These tests can mean that staff, friends, family and some high-net-worth investors and sophisticated investors will not necessarily be ‘professional investors’ with respect to certain products and would qualify as retail investors.

What information needs to be contained in a KID? The Key Information Document must follow a template approach designed by the European regulatory authorities and set out in Regulatory Technical Standards (RTS). KIDs have been designed to result in information that can be readily understood by retail investors and furthermore can be reliably compared against other PRIIP products. The RTS contain extensive regulatory guidance on factors to include in a KID, such as:

  • Costs: There is guidance as to the methodology for calculating costs and how they should be presented in the aggregate, broken down and as incurred over standardised time frames, expressed in monetary and percentage terms.
  • Risk: PRIIPs must be given a risk factor on scale of 1-7 and in doing so present and take into account complex technical standards as to assessment of market, credit and liquidity risk. Furthermore the KID must present projected performance data over different scenarios such as favourable, moderate, unfavourable, stressed scenarios. The computations required are complex.
  • Intended duration of investment, exit rights and what is likely to happen on a product or provider default event. Again there is extensive guidance on the presentation of these scenarios.

Who needs to prepare/provide a KID? The PRIIPS Regulation places the onus on the product manufacturer to create a KID for their product, but intermediaries distributing PRIIPs (sellers/advisers) are also under an obligation to provide a KID where they intermediate a sale.

When should a KID be made available? In order for the retail investor to be able to make an informed investment decision, those advising on or selling PRIIPs should provide the KID in good time before any transaction is concluded. For distance communications, there is allowance for providing a KID immediately after the transaction is concluded as long as it is not possible to provide the KID in advance and the retail investor consents.

How should a KID be made available? A firm advising on, or selling, a PRIIP must provide the KID to the retail investor in one of the following media:
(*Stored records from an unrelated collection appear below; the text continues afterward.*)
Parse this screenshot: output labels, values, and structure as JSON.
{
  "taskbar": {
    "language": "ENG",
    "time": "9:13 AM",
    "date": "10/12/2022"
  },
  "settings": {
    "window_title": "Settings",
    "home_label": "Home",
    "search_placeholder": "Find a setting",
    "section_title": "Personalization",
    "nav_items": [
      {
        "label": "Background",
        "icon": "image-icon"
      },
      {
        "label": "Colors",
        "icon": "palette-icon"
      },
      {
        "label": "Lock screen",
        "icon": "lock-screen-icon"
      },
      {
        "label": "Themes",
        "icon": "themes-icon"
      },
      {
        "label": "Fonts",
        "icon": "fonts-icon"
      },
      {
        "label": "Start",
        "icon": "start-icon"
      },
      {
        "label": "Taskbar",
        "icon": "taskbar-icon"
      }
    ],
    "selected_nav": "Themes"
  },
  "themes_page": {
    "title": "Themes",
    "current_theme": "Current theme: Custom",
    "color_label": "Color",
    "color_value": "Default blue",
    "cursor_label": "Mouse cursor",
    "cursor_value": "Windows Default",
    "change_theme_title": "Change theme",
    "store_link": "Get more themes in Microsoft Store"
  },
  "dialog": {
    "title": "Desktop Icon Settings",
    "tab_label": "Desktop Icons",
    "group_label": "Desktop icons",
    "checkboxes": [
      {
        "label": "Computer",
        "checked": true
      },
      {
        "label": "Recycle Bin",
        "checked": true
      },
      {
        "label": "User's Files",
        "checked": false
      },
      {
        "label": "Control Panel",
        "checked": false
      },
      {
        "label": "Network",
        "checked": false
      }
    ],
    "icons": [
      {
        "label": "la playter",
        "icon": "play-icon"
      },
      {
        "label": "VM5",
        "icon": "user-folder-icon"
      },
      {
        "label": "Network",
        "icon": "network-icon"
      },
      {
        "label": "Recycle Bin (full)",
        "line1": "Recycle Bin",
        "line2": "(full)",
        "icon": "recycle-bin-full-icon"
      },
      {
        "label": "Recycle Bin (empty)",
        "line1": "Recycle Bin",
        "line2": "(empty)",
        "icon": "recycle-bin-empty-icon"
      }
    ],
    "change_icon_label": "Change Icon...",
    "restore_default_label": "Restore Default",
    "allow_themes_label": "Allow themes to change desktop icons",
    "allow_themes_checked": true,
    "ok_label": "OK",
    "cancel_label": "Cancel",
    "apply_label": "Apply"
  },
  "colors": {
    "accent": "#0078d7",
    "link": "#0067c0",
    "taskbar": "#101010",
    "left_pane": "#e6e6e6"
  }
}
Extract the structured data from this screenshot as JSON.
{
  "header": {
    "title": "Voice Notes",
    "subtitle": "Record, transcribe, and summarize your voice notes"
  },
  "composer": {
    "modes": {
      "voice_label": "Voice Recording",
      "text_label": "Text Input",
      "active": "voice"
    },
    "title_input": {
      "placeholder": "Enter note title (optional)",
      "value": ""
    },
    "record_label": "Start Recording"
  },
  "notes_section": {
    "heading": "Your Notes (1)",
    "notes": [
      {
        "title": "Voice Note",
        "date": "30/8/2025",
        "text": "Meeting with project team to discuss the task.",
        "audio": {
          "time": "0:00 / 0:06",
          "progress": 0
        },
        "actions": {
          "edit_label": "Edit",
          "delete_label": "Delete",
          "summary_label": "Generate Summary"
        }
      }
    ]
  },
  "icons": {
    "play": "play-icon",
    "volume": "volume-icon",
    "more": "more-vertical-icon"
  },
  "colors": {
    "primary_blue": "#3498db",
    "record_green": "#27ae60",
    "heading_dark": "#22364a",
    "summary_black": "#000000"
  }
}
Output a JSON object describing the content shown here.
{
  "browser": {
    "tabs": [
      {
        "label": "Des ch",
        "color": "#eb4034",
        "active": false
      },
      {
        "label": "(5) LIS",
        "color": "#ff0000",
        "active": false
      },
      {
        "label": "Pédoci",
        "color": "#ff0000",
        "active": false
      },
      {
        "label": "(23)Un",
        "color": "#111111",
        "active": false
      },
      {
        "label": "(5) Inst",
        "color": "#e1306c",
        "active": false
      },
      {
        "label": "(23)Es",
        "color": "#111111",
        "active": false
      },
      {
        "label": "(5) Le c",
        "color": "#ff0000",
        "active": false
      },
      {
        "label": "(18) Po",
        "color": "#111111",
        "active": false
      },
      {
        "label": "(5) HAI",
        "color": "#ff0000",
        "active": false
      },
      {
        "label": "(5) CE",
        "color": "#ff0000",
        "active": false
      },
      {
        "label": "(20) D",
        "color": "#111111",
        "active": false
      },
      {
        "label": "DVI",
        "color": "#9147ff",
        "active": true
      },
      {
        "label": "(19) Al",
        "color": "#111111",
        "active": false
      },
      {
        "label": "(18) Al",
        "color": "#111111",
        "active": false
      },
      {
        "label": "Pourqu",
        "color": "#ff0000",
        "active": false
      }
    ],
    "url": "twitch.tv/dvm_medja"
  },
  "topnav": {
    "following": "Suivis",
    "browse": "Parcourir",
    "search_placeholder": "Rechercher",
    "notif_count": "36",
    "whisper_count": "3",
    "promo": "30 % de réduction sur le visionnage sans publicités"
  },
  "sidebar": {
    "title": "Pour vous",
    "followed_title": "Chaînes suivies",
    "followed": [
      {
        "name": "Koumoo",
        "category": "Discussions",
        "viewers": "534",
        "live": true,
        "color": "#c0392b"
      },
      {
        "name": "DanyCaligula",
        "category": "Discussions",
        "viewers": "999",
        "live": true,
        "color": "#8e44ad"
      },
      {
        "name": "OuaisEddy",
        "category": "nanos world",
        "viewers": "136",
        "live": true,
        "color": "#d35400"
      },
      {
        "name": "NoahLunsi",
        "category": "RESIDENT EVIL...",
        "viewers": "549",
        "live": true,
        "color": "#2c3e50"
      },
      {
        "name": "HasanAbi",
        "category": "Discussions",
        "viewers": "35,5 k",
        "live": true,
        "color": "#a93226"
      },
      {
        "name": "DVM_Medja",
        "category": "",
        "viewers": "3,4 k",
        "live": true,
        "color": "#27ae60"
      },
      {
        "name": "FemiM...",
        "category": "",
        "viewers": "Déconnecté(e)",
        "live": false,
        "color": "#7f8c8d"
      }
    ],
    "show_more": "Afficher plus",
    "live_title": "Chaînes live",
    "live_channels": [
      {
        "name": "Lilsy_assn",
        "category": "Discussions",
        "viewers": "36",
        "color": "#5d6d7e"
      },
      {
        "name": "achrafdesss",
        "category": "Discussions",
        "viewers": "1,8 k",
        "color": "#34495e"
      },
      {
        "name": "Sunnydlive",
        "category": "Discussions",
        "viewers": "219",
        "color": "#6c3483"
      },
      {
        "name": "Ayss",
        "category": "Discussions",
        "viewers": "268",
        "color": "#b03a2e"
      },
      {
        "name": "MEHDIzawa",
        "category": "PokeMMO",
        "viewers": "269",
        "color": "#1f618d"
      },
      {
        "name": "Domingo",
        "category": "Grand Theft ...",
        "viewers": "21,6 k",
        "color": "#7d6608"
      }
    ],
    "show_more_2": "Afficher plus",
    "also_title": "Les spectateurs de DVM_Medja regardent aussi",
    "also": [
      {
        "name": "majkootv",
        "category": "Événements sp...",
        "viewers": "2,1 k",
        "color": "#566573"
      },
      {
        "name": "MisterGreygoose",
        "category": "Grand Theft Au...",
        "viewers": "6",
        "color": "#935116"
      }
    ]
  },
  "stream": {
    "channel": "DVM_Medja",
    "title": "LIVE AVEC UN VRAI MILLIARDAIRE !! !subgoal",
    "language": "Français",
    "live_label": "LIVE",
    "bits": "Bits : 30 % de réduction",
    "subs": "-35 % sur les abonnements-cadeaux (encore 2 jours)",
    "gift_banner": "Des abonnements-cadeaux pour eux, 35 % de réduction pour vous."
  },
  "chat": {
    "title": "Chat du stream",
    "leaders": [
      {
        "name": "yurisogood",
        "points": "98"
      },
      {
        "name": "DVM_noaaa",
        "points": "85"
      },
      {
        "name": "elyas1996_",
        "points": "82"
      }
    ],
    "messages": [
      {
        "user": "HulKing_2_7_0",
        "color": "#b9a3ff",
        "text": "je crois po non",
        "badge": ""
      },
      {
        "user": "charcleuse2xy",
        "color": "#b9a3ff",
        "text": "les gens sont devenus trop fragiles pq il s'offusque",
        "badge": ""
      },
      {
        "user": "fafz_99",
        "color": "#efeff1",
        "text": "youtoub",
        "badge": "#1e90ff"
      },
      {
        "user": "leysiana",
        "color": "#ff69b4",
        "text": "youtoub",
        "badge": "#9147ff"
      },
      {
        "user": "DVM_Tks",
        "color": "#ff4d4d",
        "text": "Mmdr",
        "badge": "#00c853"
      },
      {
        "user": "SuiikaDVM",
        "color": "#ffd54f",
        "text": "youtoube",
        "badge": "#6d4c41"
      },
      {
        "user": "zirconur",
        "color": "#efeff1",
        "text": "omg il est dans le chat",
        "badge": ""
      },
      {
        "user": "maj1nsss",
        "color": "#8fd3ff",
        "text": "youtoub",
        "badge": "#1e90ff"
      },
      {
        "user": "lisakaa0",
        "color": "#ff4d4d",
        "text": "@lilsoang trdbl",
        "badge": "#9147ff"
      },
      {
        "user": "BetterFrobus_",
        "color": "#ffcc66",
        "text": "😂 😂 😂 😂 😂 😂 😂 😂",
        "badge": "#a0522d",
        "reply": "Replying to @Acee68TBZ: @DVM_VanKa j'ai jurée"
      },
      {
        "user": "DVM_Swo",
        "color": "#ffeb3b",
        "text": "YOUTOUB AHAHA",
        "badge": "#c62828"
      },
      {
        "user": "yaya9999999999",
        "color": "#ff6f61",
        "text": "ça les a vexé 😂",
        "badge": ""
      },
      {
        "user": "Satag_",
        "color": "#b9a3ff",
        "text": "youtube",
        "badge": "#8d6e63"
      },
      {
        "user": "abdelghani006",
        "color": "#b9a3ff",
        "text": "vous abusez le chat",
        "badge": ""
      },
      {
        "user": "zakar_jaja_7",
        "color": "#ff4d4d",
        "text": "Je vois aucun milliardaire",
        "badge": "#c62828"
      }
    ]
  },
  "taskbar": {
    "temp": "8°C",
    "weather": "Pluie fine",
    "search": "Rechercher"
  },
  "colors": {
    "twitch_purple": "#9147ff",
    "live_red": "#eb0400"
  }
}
  • on paper, which should be the default option where the PRIIP is offered on a face-to-face basis, unless the retail investor requests otherwise;
  • using a durable medium other than paper, where the conditions in the PRIIPs Regulation are met; or
  • by means of a website where the conditions in the PRIIPs Regulation are met.

Geography and non-UK products: The requirements of the PRIIPs Regulation might apply to (a) third-country (non-EEA) manufacturers and distributors which make PRIIPs available to retail investors in the EEA and (b) EEA manufacturers and distributors producing PRIIPs for, and/or selling PRIIPs to, third-country (non-EEA) retail clients.

Impact on other disclosure obligations? The rules requiring provision of a KID do not necessarily disapply other legal or regulatory obligations to make disclosures to investors, such as a prospectus or fund documentation. It is advisable to check in any case whether, and if so to what extent, the new PRIIP obligations interact with other existing disclosure requirements.

Are KIDs required for secondary sales, investor top-ups, successive transactions, legacy or ‘closed’ products? The PRIIPs Regulation and EU level guidance does not as yet address this and in the light of this the FCA are reluctant to express a view. They indicate that this is being raised with the EC but for the time being encourage firms to use their judgement.